Anyway, my mom had left the house to pick up some groceries while we were shooting this thing high up into orbit. Flinging it as high as our pre-pubescent bodies would allow, we then employed our highly advanced math calculating abilities to guess where we could catch it for a mid-air recovery before crashing to the ground. We were having a lot of fun with this three-cent toy when the wind carried it onto the roof and it got stuck in the gutter.

Not wanting to stop having so much fun; I was determined to solve this problem. My dad’s ladder was too heavy to move even with Dante’s help, so I came up with a very creative solution. Running into the house and racing upstairs to my room, I slid a chair over to the window and opened it. Carefully unlocking the screen, I slid it up and crawled onto the roof. Moving slowly to the toy capsule, I reached into the gutter and threw it down to Dante. We both breathed a sigh of relief that the toy was recovered safe and sound.

The simple solution would be to crawl back to the window and let myself back in. I knew how to get out so getting back in should be simple. But in a moment of what seemed like clarity at the time, the window option seemed like a lot of trouble while the ground below didn't look all that far away. I mean after all, how much trouble could I get into if I just gradually let myself off the roof and gently landed on the ground?

Dante offered his heartfelt encouragement in this “direct approach” saying that it wasn't all that high to begin with. So, armed with this new found insight I began the process of slipping over the edge of the roof. I put one leg over, then the other while hanging onto the gutter. I was now fully outstretched, dangling in the wind by both hands. Thinking to myself, “See, this wasn't so bad” I let go and dropped ever so gently to the ground. By ever so gently I mean that I fell like a sack of potatoes, a boat anchor, a cinder-block.

My head was spinning and it took a little while for me to come to my senses after impact. I came to realize two very important things while lying on the ground;

First – Looking up, I could see that all the blood had drained out of Dante’s face as he screamed, “What in the world were you thinking?” His face was only a momentary image followed by watching his back as he ran home, thinking that my insanity that drove me to jump off the roof was somehow contagious.

Second – there was a new, searing pain in my right hip that wasn't there a moment ago.
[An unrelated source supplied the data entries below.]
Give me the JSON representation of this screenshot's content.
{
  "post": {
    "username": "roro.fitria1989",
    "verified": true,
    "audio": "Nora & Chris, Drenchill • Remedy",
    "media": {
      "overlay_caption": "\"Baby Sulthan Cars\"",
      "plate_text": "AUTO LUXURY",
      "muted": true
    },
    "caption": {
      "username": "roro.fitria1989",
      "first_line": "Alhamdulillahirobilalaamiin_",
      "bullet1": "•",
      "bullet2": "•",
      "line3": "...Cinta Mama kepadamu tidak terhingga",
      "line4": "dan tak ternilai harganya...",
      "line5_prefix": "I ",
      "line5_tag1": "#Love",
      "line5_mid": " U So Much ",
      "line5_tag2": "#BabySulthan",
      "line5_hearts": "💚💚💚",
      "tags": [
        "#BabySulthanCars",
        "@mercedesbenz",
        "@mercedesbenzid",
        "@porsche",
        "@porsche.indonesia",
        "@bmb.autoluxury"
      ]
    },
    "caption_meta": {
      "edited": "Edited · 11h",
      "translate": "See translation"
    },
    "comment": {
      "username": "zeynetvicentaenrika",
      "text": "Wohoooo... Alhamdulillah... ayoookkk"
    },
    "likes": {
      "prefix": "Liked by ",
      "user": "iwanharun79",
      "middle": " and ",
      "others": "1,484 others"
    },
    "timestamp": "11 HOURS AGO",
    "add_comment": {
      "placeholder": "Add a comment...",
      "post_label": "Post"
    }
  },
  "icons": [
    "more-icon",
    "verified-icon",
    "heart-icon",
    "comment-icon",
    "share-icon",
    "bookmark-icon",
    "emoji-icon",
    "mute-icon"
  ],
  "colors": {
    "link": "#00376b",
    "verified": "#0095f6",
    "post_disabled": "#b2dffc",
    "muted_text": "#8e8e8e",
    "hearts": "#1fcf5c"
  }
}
I wondered where that had come from as I got up and hobbled into the house. Collapsing into my dad’s TV chair, I stretched out and fell asleep.

I've come to realize that while this was the genesis of my hip problems, it taught me an important life lesson. Yes, this “giant leap for mankind” eventually led to my hip replacement surgery years later. But it was more than that; it was my personal wake-up call that life for people, even for kids like me, included pain.

While I never jumped off a roof again, more pain came flooding into my life. As it came, I went looking for comfort and relief. Finding none, I retreated into myself and built an impenetrable wall. No one was going to hurt me, I wouldn't let them.

Looking back at my childhood pain, I now see that I needed to connect with my creator and God. This is why Jesus said “"Let the children come to me. Don't stop them! For the Kingdom of Heaven belongs to those who are like these children" [1].

Jesus reaches out to children even today, wanting them to come. His arms are open wide to comfort, protect and bless. We may think that this is OK for children to reach out to Jesus, but it’s not for us adults. After all, we’re self-sufficient; we can take care of ourselves.

Oh really? Just look at the people all around us, the broken landscape of humanity that cries out in pain from brokenness, fear and loneliness. Perhaps you see this every day in the mirror?

As Jesus calls for little children, he calls for you and me. While a little bit older, we are his children none-the-less. He is the only one that can comfort our hurts and brokenness.

He’s right there beside you. Now is the time to reach out and ask him. We don’t need to jump off a roof to find Jesus.

Blessings – Chet

Chet Gladkowski speaks and writes on topics that touch on culture, life and faith. This article is taken from a chapter in his upcoming book.

[1] Matthew 19:14